Mary Clemens, who has lived across the lake from the fairgrounds at 1121 Country Club Lane for 19 years, testified. She said the noise was loud inside the home even with the windows closed. “It was so loud and the vibrations were so strong … my mind kept going to what it would be like to be in a torture chamber, to be honest, where just that constant BOOM, BOOM, BOOM, not being able to almost hear yourself. Definitely not being able to be outside, on our patio, in our yard … and having a conversation like we are here.”
She estimated the noise began before noon and ended around 10 p.m. on July 24.
Valentine then began asking Clemens about a petition she had brought to him.
Clemens said the purpose of the petition was, “To simply, politely request that the noise level, the duration and the beat of the bass be toned down. Not to the point where we can’t hear it. We don’t expect to not hear it, but we expect to be able to enjoy our own home without that being forced upon us and disturbing our peace.”
Clemens said she and nine other people collected more than 187 signatures on the petition. She said they were “absolutely not” asking that the rodeo be shut down.
For his first witness, Hearn recalled Shepherd to the stand. Shepherd said the fair board rent out facilities for concerts, weddings and whatever it can rent the ground out for. He said the $2,000 in rent “can make a difference whether we open up this month or not because we live on a shoestring. We don’t have a lot of funding. We’re not a county owned association. We’re not county funded in any way, shape or form, and the only money we get is whatever we rent the buildings for or whatever we rent the facility for. So every penny we get in usually goes back out to keep the operation running.”

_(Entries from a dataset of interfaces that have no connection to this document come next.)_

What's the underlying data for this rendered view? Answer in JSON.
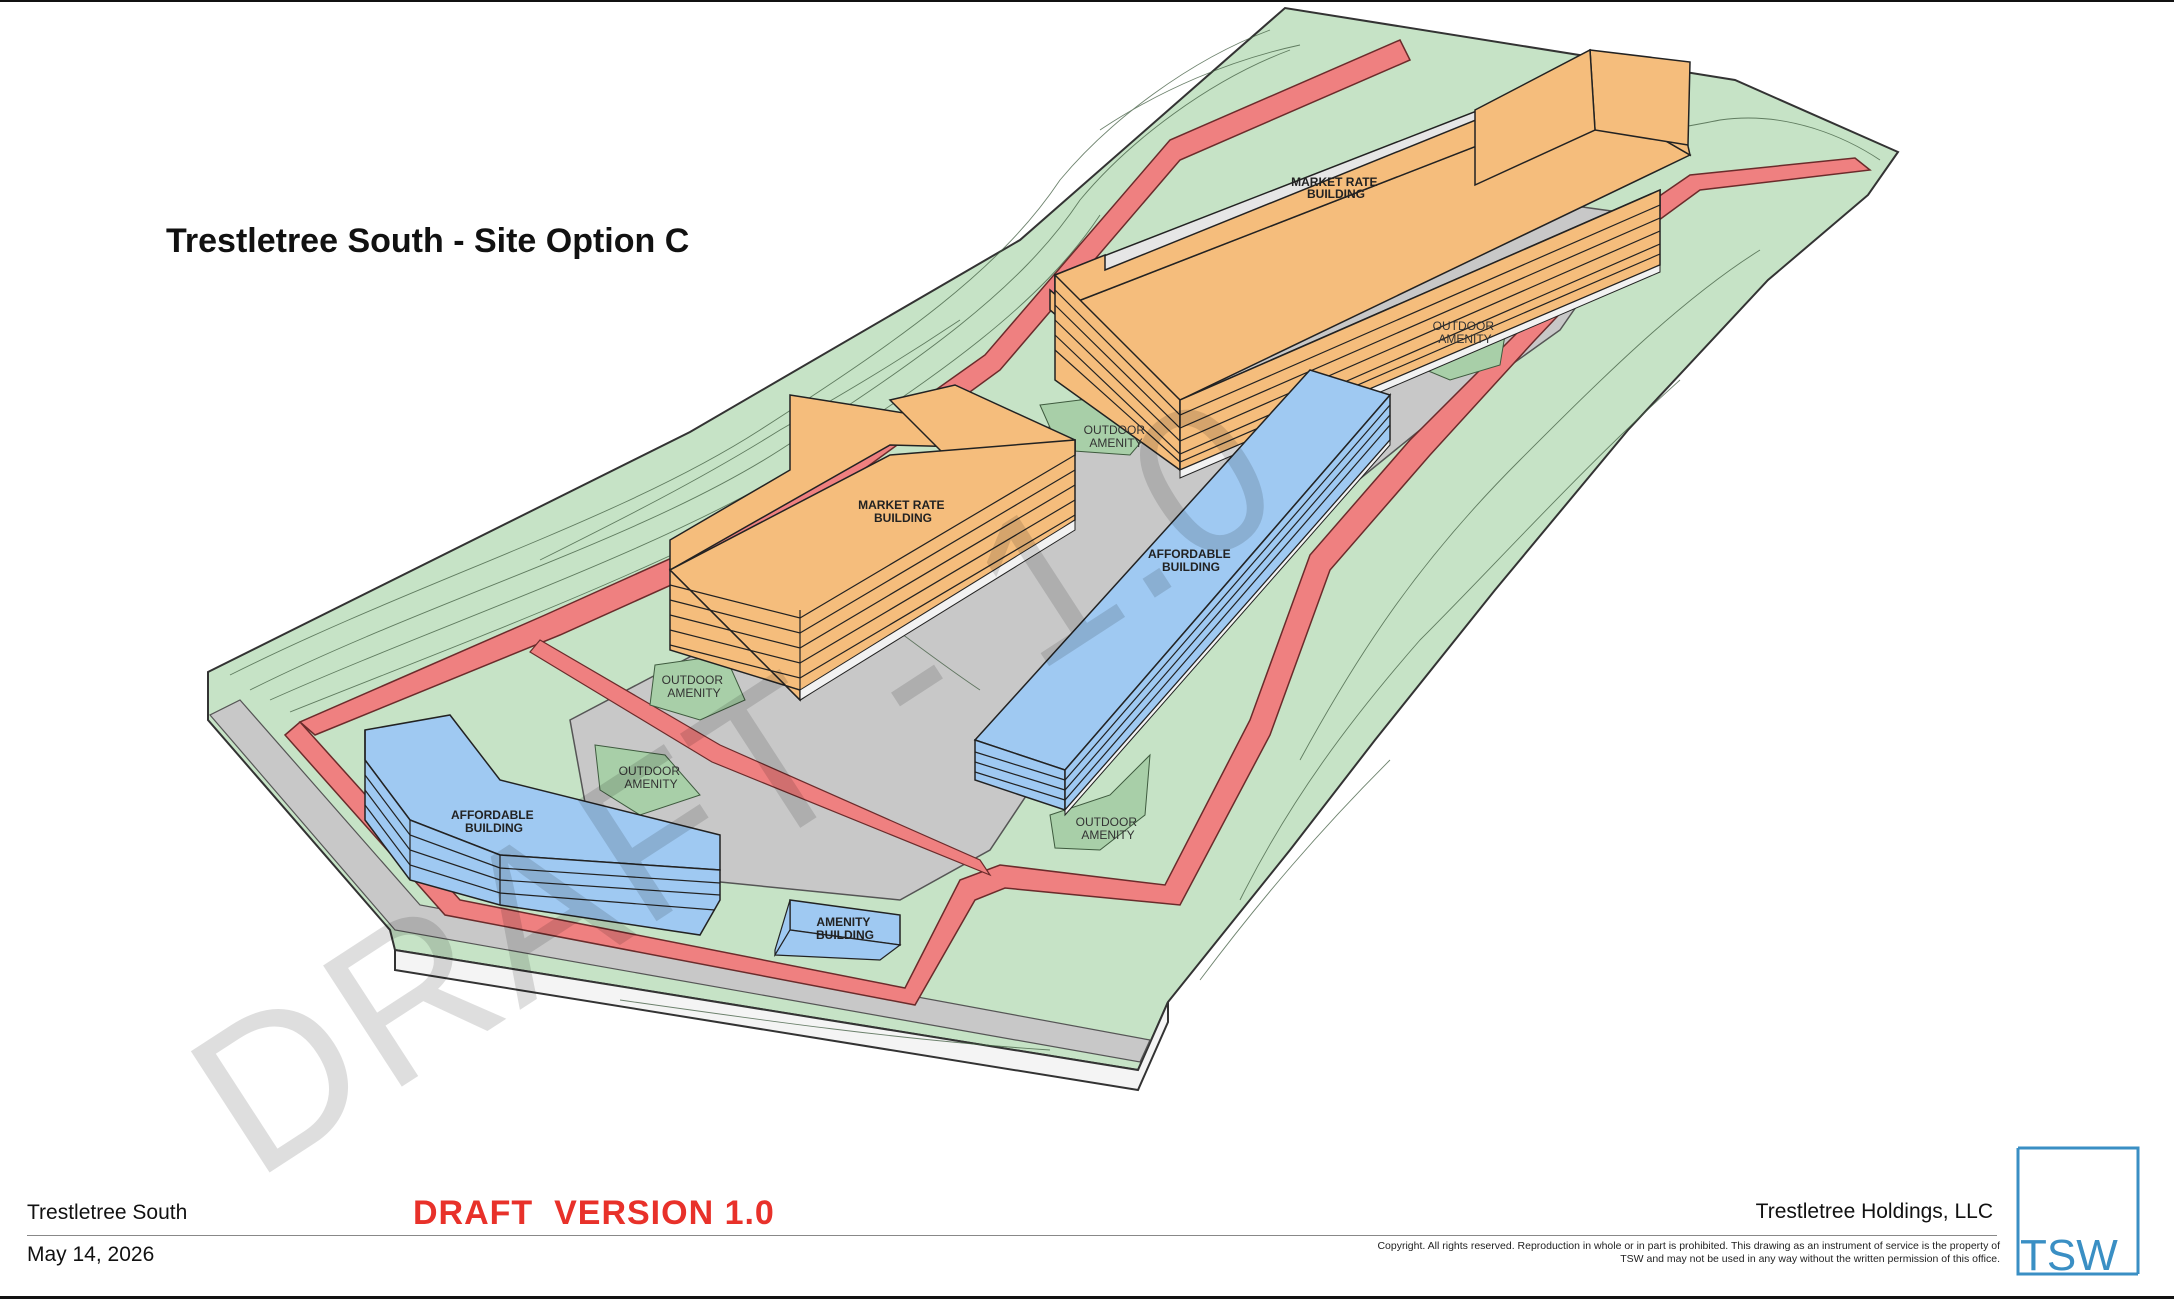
{
  "title": "Trestletree South - Site Option C",
  "watermark": "DRAFT - 1.0",
  "labels": {
    "market_rate_1": [
      "MARKET RATE",
      "BUILDING"
    ],
    "market_rate_2": [
      "MARKET RATE",
      "BUILDING"
    ],
    "affordable_1": [
      "AFFORDABLE",
      "BUILDING"
    ],
    "affordable_2": [
      "AFFORDABLE",
      "BUILDING"
    ],
    "amenity_building": [
      "AMENITY",
      "BUILDING"
    ],
    "outdoor_amenity": [
      "OUTDOOR",
      "AMENITY"
    ]
  },
  "title_block": {
    "project": "Trestletree South",
    "date": "May 14, 2026",
    "draft": "DRAFT  VERSION 1.0",
    "client": "Trestletree Holdings, LLC",
    "copyright": "Copyright. All rights reserved. Reproduction in whole or in part is prohibited. This drawing as an instrument of service is the property of TSW and may not be used in any way without the written permission of this office.",
    "logo": "TSW"
  },
  "colors": {
    "market_rate": "#f5bd7c",
    "affordable": "#9fc9f2",
    "landscape": "#c6e3c6",
    "setback": "#ef8080",
    "paving": "#c8c8c8",
    "draft_red": "#e8312a",
    "logo_blue": "#3a8fc4"
  }
}
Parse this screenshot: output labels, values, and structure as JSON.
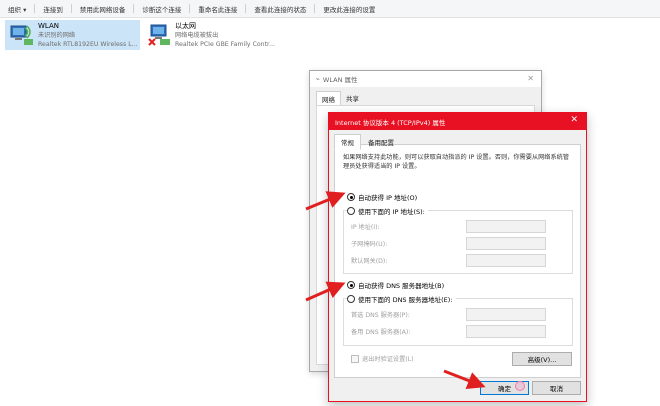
{
  "toolbar": {
    "items": [
      "组织 ▾",
      "连接到",
      "禁用此网络设备",
      "诊断这个连接",
      "重命名此连接",
      "查看此连接的状态",
      "更改此连接的设置"
    ]
  },
  "adapters": [
    {
      "name": "WLAN",
      "status": "未识别的网络",
      "device": "Realtek RTL8192EU Wireless L..."
    },
    {
      "name": "以太网",
      "status": "网络电缆被拔出",
      "device": "Realtek PCIe GBE Family Contr..."
    }
  ],
  "wlan_dialog": {
    "title": "WLAN 属性",
    "tabs": [
      "网络",
      "共享"
    ]
  },
  "ipv4_dialog": {
    "title": "Internet 协议版本 4 (TCP/IPv4) 属性",
    "tabs": [
      "常规",
      "备用配置"
    ],
    "description": "如果网络支持此功能，则可以获取自动指派的 IP 设置。否则，你需要从网络系统管理员处获得适当的 IP 设置。",
    "ip_auto": "自动获得 IP 地址(O)",
    "ip_manual": "使用下面的 IP 地址(S):",
    "ip_address_label": "IP 地址(I):",
    "subnet_label": "子网掩码(U):",
    "gateway_label": "默认网关(D):",
    "dns_auto": "自动获得 DNS 服务器地址(B)",
    "dns_manual": "使用下面的 DNS 服务器地址(E):",
    "preferred_dns_label": "首选 DNS 服务器(P):",
    "alternate_dns_label": "备用 DNS 服务器(A):",
    "validate_label": "退出时验证设置(L)",
    "advanced_button": "高级(V)...",
    "ok_button": "确定",
    "cancel_button": "取消"
  },
  "colors": {
    "title_bar": "#e81123",
    "annotation_arrow": "#e02020",
    "selection": "#cce4f7"
  }
}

Shepherd said Lopez has been doing about four or five rodeos per year since 2013, but increased that by one this year. The rodeos start in May and end in September. Hearn asked Shepherd to discuss what the relationship was like between the fairgrounds, fair board and some of the neighbors.

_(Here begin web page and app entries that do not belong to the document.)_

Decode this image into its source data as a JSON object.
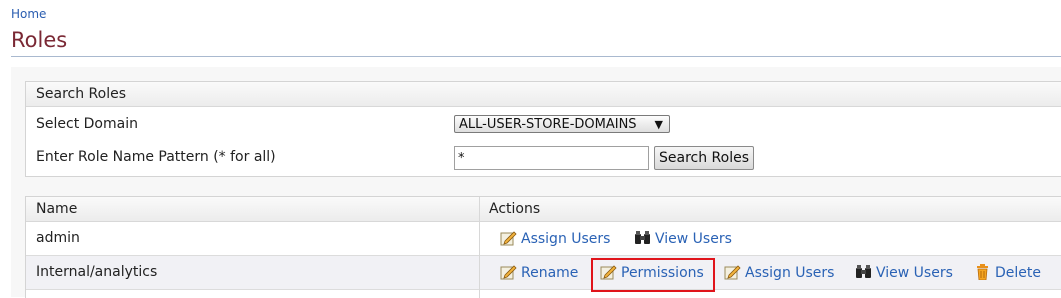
{
  "breadcrumb": "Home",
  "page_title": "Roles",
  "search": {
    "header": "Search Roles",
    "domain_label": "Select Domain",
    "domain_value": "ALL-USER-STORE-DOMAINS",
    "pattern_label": "Enter Role Name Pattern (* for all)",
    "pattern_value": "*",
    "button_label": "Search Roles"
  },
  "table": {
    "headers": {
      "name": "Name",
      "actions": "Actions"
    },
    "rows": [
      {
        "name": "admin",
        "actions": [
          "Assign Users",
          "View Users"
        ]
      },
      {
        "name": "Internal/analytics",
        "actions": [
          "Rename",
          "Permissions",
          "Assign Users",
          "View Users",
          "Delete"
        ]
      }
    ]
  },
  "icons": {
    "edit": "edit-pencil-icon",
    "view": "binoculars-icon",
    "delete": "trash-icon"
  },
  "colors": {
    "title": "#7a2834",
    "link": "#2a62b5",
    "highlight": "#e0141b"
  }
}
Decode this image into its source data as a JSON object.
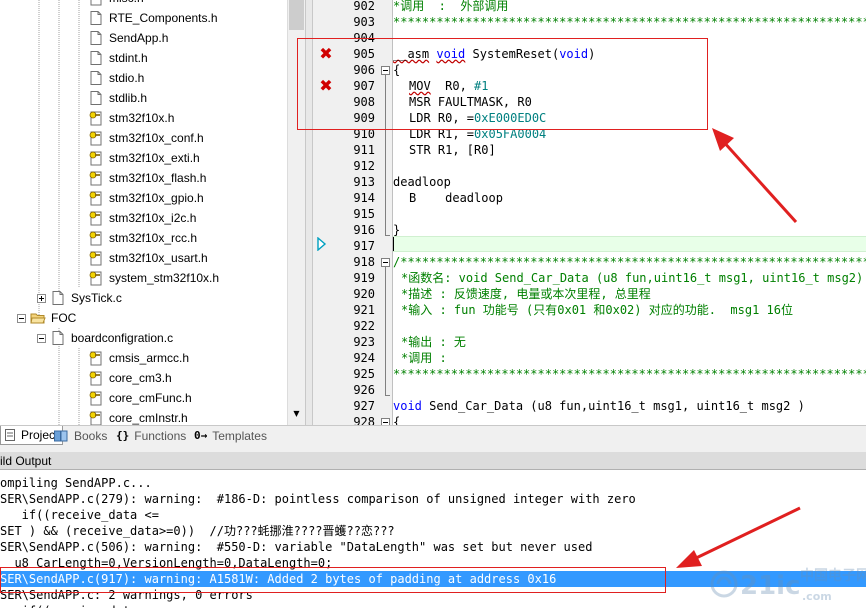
{
  "tree": {
    "items": [
      {
        "label": "misc.h",
        "icon": "key-file-icon"
      },
      {
        "label": "RTE_Components.h",
        "icon": "file-icon"
      },
      {
        "label": "SendApp.h",
        "icon": "file-icon"
      },
      {
        "label": "stdint.h",
        "icon": "file-icon"
      },
      {
        "label": "stdio.h",
        "icon": "file-icon"
      },
      {
        "label": "stdlib.h",
        "icon": "file-icon"
      },
      {
        "label": "stm32f10x.h",
        "icon": "key-file-icon"
      },
      {
        "label": "stm32f10x_conf.h",
        "icon": "key-file-icon"
      },
      {
        "label": "stm32f10x_exti.h",
        "icon": "key-file-icon"
      },
      {
        "label": "stm32f10x_flash.h",
        "icon": "key-file-icon"
      },
      {
        "label": "stm32f10x_gpio.h",
        "icon": "key-file-icon"
      },
      {
        "label": "stm32f10x_i2c.h",
        "icon": "key-file-icon"
      },
      {
        "label": "stm32f10x_rcc.h",
        "icon": "key-file-icon"
      },
      {
        "label": "stm32f10x_usart.h",
        "icon": "key-file-icon"
      },
      {
        "label": "system_stm32f10x.h",
        "icon": "key-file-icon"
      },
      {
        "label": "SysTick.c",
        "icon": "file-icon"
      },
      {
        "label": "FOC",
        "icon": "folder-open-icon"
      },
      {
        "label": "boardconfigration.c",
        "icon": "file-icon"
      },
      {
        "label": "cmsis_armcc.h",
        "icon": "key-file-icon"
      },
      {
        "label": "core_cm3.h",
        "icon": "key-file-icon"
      },
      {
        "label": "core_cmFunc.h",
        "icon": "key-file-icon"
      },
      {
        "label": "core_cmInstr.h",
        "icon": "key-file-icon"
      }
    ]
  },
  "tabs": [
    {
      "label": "Project",
      "icon": "project-icon",
      "active": true
    },
    {
      "label": "Books",
      "icon": "books-icon",
      "active": false
    },
    {
      "label": "Functions",
      "icon": "braces-icon",
      "active": false
    },
    {
      "label": "Templates",
      "icon": "templates-icon",
      "active": false
    }
  ],
  "editor": {
    "line_numbers": [
      "902",
      "903",
      "904",
      "905",
      "906",
      "907",
      "908",
      "909",
      "910",
      "911",
      "912",
      "913",
      "914",
      "915",
      "916",
      "917",
      "918",
      "919",
      "920",
      "921",
      "922",
      "923",
      "924",
      "925",
      "926",
      "927",
      "928"
    ],
    "lines": {
      "l902": "*调用  :  外部调用",
      "l903": "*******************************************************************************",
      "l905_a": "__asm",
      "l905_b": "void",
      "l905_c": " SystemReset(",
      "l905_d": "void",
      "l905_e": ")",
      "l906": "{",
      "l907_a": "MOV",
      "l907_b": "  R0, ",
      "l907_c": "#1",
      "l908": "MSR FAULTMASK, R0",
      "l909_a": "LDR R0, =",
      "l909_b": "0xE000ED0C",
      "l910_a": "LDR R1, =",
      "l910_b": "0x05FA0004",
      "l911": "STR R1, [R0]",
      "l913": "deadloop",
      "l914": "B    deadloop",
      "l916": "}",
      "l918": "/*******************************************************************************",
      "l919": "*函数名: void Send_Car_Data (u8 fun,uint16_t msg1, uint16_t msg2)",
      "l920": "*描述 : 反馈速度, 电量或本次里程, 总里程",
      "l921": "*输入 : fun 功能号 (只有0x01 和0x02) 对应的功能.  msg1 16位",
      "l923": "*输出 : 无",
      "l924": "*调用 :",
      "l925": "*******************************************************************************",
      "l927_a": "void",
      "l927_b": " Send_Car_Data (u8 fun,uint16_t msg1, uint16_t msg2 )",
      "l928": "{"
    }
  },
  "output": {
    "title": "ild Output",
    "lines": [
      "ompiling SendAPP.c...",
      "SER\\SendAPP.c(279): warning:  #186-D: pointless comparison of unsigned integer with zero",
      "   if((receive_data <=",
      "SET ) && (receive_data>=0))  //功???蚝挪淮????晋蠖??恋???",
      "SER\\SendAPP.c(506): warning:  #550-D: variable \"DataLength\" was set but never used",
      "  u8 CarLength=0,VersionLength=0,DataLength=0;",
      "SER\\SendAPP.c(917): warning: A1581W: Added 2 bytes of padding at address 0x16",
      "SER\\SendAPP.c: 2 warnings, 0 errors",
      "   if((receive_data <="
    ],
    "selected_index": 6
  },
  "colors": {
    "annotation_red": "#e02020",
    "selection_blue": "#3399ff",
    "comment_green": "#008000",
    "keyword_blue": "#0000ff",
    "number_teal": "#008080",
    "error_red": "#d00000",
    "current_line": "#e8ffe8"
  }
}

“We’re not very well liked within that neighborhood because of the history with the race track, the dirt, the noise, the other events we put on sometimes are noisy. It’s a constant battle with complaints coming in from the neighborhood,” Shepherd stated.
Kosciusko County Sheriff’s Department Lt. Don Wiesehan testified that while he used to be on the fair board, he is now a security consultant for the fairgrounds. Wiesehan said the rodeo on that night was loud, but when the WPD sent an officer they complied and turned down the volume.
Lopez said everything was going overboard and he just wants to work together with everyone so he can run his rodeos but not disturb the neighbors. He said he wants to work with the city to find an acceptable noise level, but everyone should have to follow the same guidelines including the city’s summer concerts.
After further discussion of acceptable noise levels and decibels, Clifford said he will take everything under advisement and adjourned the hearing.